◆ **DATA FOR THE TASK**
***
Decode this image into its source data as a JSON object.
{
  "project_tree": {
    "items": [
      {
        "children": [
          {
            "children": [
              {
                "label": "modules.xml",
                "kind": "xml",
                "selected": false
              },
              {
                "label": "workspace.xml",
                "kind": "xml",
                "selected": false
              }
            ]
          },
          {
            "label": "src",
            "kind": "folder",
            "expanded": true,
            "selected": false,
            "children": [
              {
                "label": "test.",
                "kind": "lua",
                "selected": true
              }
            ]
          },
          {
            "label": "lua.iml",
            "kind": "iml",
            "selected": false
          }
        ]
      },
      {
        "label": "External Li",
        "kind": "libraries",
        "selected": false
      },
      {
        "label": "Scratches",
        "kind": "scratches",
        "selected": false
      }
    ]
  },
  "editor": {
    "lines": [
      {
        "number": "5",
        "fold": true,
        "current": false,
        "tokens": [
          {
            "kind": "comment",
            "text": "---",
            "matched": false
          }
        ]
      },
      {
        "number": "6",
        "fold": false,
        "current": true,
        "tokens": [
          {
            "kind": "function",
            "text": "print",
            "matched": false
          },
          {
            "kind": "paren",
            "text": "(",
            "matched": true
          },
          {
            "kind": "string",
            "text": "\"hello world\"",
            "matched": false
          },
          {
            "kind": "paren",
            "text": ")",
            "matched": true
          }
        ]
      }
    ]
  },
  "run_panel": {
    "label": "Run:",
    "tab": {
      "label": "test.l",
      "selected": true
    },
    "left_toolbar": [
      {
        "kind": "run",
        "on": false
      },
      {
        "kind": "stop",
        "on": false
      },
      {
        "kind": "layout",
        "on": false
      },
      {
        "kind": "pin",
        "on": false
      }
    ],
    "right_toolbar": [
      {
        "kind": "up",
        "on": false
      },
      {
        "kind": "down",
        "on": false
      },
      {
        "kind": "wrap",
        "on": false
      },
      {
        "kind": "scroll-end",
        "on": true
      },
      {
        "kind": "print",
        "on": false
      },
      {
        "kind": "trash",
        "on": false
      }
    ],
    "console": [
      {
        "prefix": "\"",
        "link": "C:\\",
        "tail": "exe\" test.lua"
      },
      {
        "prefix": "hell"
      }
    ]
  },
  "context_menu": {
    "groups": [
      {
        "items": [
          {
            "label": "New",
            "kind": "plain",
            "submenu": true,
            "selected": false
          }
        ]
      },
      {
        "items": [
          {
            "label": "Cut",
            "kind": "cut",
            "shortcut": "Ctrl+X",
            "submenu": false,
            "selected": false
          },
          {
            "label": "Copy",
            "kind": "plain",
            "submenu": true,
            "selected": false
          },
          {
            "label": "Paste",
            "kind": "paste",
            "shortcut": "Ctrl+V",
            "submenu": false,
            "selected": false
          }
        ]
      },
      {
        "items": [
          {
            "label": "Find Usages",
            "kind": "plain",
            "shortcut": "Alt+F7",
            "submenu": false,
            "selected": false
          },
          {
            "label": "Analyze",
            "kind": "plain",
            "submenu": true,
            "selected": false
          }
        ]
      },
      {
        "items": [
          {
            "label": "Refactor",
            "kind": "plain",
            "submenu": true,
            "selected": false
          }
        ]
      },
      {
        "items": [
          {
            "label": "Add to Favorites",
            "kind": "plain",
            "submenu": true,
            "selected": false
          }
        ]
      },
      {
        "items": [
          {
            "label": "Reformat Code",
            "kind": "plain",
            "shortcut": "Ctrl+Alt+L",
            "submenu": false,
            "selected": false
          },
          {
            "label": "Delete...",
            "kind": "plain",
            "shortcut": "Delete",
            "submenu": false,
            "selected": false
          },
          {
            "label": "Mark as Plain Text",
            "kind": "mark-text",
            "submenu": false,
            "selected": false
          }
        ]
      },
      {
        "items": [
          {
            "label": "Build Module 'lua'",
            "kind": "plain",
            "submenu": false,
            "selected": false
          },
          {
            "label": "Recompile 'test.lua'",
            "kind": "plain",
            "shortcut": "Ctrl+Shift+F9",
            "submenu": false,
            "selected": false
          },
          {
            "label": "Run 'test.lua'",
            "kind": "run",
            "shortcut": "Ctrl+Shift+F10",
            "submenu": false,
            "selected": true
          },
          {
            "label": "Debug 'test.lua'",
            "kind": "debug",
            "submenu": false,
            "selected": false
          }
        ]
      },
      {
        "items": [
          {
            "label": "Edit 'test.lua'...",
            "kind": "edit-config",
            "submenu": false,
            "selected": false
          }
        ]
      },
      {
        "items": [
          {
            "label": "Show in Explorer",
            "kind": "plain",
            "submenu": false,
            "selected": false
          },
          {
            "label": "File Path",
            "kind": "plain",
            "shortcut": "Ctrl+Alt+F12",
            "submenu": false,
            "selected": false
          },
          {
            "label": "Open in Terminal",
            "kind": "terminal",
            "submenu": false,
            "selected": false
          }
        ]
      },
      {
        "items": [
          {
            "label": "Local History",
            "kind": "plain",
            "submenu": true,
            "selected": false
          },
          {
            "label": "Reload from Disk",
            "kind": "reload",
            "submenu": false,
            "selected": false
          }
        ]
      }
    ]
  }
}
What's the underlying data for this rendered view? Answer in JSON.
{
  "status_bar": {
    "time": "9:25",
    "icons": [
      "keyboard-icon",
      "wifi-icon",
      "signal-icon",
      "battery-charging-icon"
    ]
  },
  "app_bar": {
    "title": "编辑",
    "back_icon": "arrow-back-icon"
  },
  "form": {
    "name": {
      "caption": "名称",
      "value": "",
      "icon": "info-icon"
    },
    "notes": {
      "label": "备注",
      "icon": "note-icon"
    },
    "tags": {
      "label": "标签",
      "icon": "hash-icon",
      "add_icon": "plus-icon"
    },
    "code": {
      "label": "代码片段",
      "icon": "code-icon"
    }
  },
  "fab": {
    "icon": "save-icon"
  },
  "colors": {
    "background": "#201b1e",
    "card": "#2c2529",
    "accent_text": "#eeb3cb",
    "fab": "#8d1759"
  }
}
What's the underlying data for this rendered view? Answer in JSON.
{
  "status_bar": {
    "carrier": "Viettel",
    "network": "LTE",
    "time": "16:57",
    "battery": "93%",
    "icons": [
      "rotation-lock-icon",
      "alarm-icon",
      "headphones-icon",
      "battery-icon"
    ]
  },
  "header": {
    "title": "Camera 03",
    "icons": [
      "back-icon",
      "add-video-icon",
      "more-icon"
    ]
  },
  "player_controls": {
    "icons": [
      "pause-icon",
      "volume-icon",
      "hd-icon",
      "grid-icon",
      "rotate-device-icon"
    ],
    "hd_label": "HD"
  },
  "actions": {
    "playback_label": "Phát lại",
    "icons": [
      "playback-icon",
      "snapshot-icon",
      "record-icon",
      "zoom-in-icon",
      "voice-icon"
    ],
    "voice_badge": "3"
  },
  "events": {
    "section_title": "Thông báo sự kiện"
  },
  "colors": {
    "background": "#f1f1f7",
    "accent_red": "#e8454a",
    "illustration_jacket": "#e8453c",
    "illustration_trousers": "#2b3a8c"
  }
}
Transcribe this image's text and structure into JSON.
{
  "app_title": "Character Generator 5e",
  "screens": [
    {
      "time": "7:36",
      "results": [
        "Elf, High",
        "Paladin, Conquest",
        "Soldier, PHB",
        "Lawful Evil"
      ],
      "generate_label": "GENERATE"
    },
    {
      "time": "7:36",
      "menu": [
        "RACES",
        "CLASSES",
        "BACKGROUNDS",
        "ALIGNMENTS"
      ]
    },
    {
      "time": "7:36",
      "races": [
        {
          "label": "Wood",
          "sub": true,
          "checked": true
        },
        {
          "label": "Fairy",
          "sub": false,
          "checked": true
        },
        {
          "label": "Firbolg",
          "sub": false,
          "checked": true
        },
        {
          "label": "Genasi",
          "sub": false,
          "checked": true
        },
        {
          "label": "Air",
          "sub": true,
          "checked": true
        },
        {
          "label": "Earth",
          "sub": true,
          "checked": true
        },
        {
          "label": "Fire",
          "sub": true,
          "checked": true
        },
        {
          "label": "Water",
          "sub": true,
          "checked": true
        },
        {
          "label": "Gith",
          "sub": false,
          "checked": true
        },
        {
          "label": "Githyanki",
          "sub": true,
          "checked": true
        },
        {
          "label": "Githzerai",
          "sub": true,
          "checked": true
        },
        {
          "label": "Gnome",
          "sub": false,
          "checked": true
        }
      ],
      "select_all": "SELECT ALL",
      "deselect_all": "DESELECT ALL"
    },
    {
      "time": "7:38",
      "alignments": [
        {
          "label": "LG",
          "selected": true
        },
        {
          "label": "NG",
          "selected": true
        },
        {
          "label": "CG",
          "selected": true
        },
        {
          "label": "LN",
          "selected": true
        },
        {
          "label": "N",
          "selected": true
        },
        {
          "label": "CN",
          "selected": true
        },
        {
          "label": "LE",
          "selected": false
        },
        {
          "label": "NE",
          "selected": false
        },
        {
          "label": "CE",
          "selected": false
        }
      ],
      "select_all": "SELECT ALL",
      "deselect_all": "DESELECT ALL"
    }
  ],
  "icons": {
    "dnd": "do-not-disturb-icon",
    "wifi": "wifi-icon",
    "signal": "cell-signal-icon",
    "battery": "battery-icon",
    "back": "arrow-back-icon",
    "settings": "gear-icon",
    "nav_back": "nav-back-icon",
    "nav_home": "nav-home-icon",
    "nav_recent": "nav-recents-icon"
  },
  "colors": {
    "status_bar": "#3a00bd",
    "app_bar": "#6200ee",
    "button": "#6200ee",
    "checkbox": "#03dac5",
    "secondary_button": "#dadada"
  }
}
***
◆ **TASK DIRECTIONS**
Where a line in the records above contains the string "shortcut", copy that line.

◆ **TASK RESULT**
            "shortcut": "Ctrl+X",
            "shortcut": "Ctrl+V",
            "shortcut": "Alt+F7",
            "shortcut": "Ctrl+Alt+L",
            "shortcut": "Delete",
            "shortcut": "Ctrl+Shift+F9",
            "shortcut": "Ctrl+Shift+F10",
            "shortcut": "Ctrl+Alt+F12",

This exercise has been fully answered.